• [Exercise]
Read through the entries below and copy each line where "icon" turns up.

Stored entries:
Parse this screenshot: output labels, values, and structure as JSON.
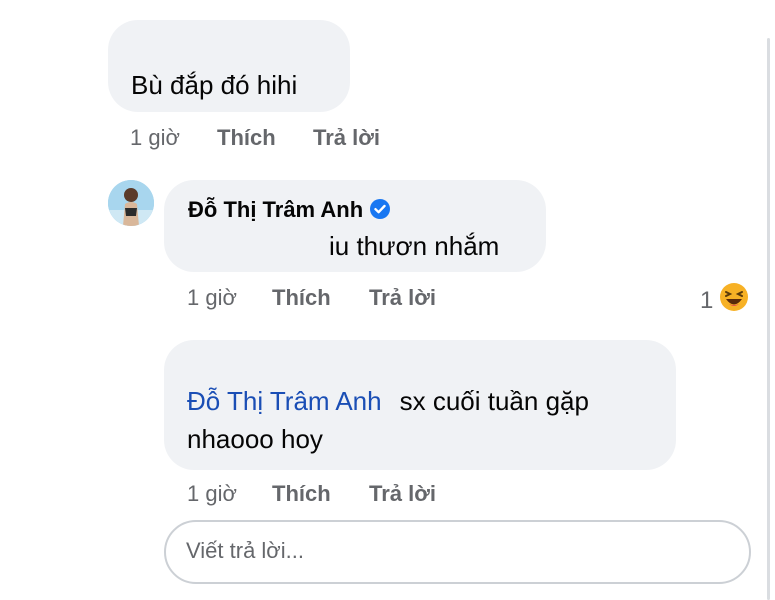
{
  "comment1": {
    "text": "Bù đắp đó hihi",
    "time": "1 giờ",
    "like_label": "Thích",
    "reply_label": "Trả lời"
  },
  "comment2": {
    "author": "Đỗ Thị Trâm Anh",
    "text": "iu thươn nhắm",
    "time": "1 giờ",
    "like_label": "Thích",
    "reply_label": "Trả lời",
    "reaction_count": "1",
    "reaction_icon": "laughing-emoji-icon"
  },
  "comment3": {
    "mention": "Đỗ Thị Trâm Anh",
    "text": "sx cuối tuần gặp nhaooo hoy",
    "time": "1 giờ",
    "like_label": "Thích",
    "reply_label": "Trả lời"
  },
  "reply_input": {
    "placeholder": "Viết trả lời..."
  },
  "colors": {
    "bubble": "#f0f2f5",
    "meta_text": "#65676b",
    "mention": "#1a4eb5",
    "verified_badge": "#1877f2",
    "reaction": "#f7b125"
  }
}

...

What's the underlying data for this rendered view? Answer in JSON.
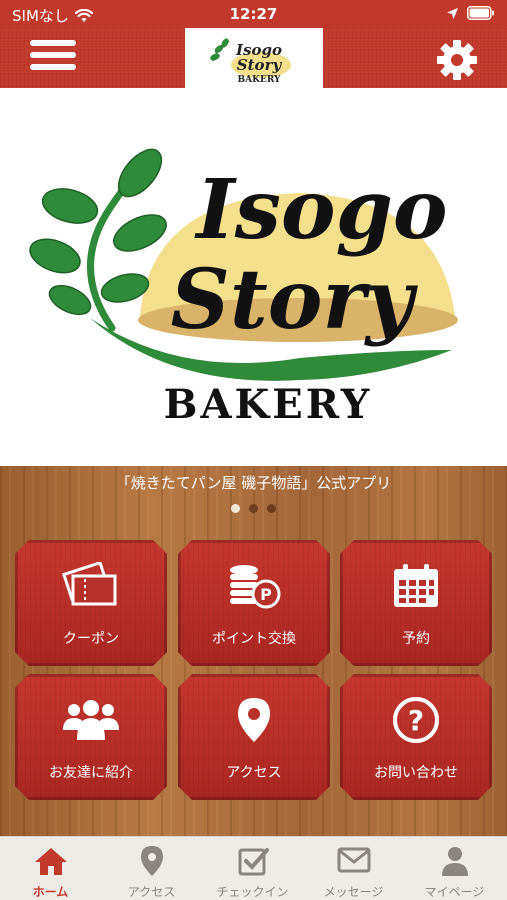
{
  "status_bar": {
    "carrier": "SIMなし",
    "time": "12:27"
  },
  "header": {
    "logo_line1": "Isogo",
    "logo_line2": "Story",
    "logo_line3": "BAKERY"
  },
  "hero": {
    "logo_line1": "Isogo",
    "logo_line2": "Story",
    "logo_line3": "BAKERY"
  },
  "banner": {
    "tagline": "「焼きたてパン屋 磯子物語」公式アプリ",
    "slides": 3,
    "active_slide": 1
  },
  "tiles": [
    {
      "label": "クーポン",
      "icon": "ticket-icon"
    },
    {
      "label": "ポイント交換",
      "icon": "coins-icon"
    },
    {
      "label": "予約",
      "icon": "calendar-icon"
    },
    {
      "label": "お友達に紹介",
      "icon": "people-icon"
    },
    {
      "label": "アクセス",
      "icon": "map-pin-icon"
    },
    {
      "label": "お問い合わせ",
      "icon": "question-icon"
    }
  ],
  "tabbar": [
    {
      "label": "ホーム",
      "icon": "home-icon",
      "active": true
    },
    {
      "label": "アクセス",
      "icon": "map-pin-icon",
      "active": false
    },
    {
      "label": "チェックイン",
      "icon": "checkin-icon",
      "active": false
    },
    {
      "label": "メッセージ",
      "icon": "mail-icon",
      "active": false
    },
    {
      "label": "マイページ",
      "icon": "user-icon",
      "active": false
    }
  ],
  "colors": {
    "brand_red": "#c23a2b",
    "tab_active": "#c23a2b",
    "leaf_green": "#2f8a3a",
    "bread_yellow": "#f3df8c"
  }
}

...

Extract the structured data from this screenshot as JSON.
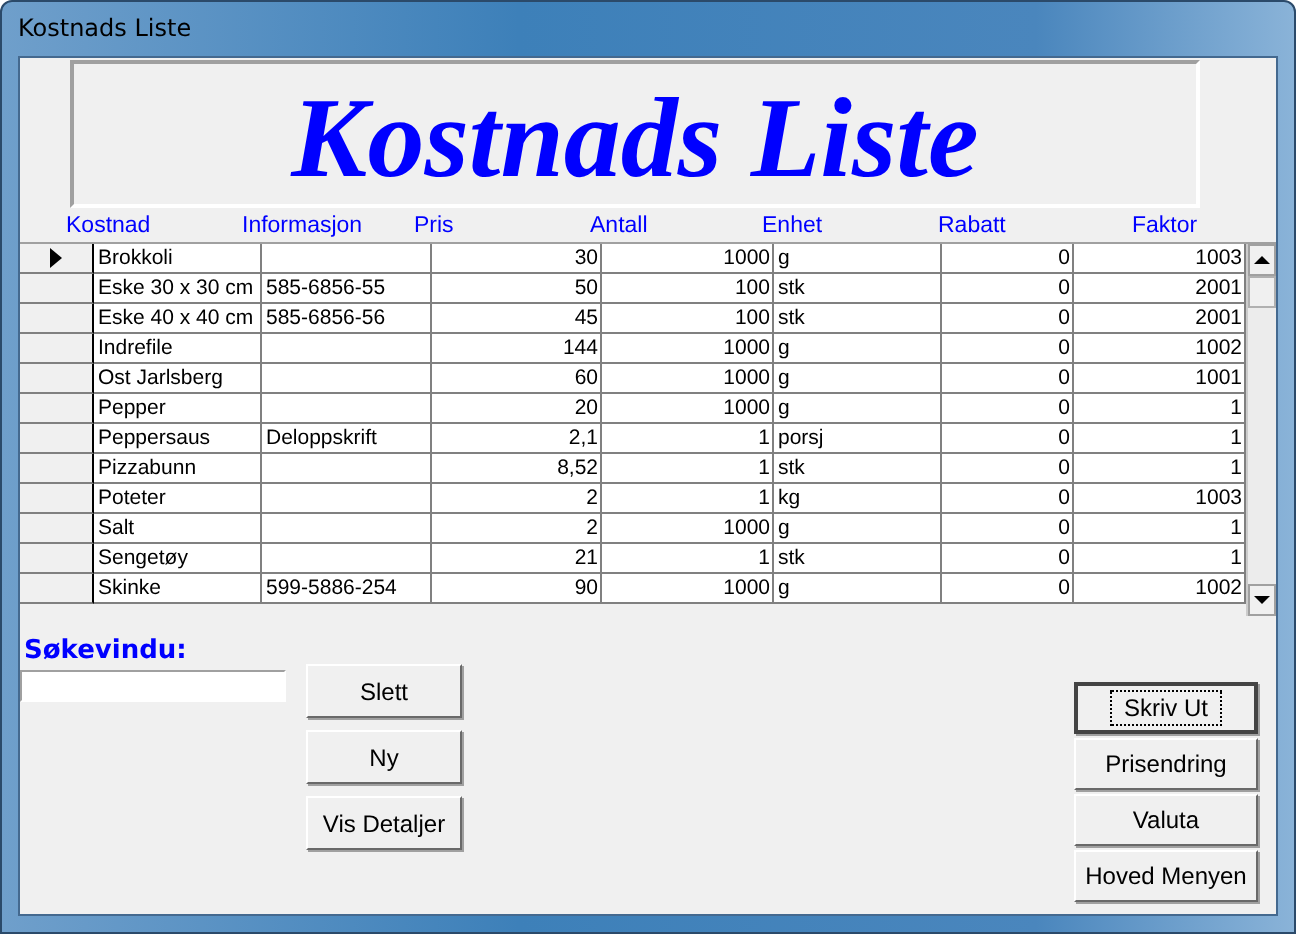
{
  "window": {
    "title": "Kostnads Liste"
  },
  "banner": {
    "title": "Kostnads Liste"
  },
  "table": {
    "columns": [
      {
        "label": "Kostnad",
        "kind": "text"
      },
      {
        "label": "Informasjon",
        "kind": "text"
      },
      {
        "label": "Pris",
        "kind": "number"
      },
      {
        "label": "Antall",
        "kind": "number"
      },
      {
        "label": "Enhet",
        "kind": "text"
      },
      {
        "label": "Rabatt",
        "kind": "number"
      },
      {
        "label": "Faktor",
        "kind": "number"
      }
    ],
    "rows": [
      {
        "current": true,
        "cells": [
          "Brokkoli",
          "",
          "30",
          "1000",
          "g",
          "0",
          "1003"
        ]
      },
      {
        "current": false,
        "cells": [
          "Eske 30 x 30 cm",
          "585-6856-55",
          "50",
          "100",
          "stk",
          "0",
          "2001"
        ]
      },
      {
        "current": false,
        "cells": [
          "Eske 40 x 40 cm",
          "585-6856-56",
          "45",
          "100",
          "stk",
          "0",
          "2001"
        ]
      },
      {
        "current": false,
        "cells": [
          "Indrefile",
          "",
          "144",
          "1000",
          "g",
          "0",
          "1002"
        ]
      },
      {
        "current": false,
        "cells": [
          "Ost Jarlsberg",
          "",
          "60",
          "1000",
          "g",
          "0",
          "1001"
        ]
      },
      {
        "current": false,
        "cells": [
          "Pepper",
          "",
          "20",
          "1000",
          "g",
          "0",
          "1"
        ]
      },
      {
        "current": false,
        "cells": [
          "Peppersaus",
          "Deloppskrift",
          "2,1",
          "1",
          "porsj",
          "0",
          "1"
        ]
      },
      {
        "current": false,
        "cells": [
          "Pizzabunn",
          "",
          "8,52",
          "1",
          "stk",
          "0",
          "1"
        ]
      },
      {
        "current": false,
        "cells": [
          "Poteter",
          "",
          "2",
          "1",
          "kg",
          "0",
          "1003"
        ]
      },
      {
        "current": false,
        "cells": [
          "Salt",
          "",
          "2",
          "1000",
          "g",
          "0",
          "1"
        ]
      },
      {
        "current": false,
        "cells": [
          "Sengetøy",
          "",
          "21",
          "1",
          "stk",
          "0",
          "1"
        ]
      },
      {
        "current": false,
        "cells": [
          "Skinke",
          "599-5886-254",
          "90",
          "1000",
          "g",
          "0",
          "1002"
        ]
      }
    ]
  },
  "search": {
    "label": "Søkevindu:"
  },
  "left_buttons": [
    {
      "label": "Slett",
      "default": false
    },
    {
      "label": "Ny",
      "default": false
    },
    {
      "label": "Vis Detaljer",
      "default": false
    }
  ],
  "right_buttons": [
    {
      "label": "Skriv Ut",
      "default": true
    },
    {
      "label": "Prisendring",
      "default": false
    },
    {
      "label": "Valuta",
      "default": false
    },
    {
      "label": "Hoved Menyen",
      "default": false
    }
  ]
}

• [Problem solution]
    "reaction_icon": "laughing-emoji-icon"
      "icon": "ticket-icon"
      "icon": "coins-icon"
      "icon": "calendar-icon"
      "icon": "people-icon"
      "icon": "map-pin-icon"
      "icon": "question-icon"
      "icon": "home-icon",
      "icon": "map-pin-icon",
      "icon": "checkin-icon",
      "icon": "mail-icon",
      "icon": "user-icon",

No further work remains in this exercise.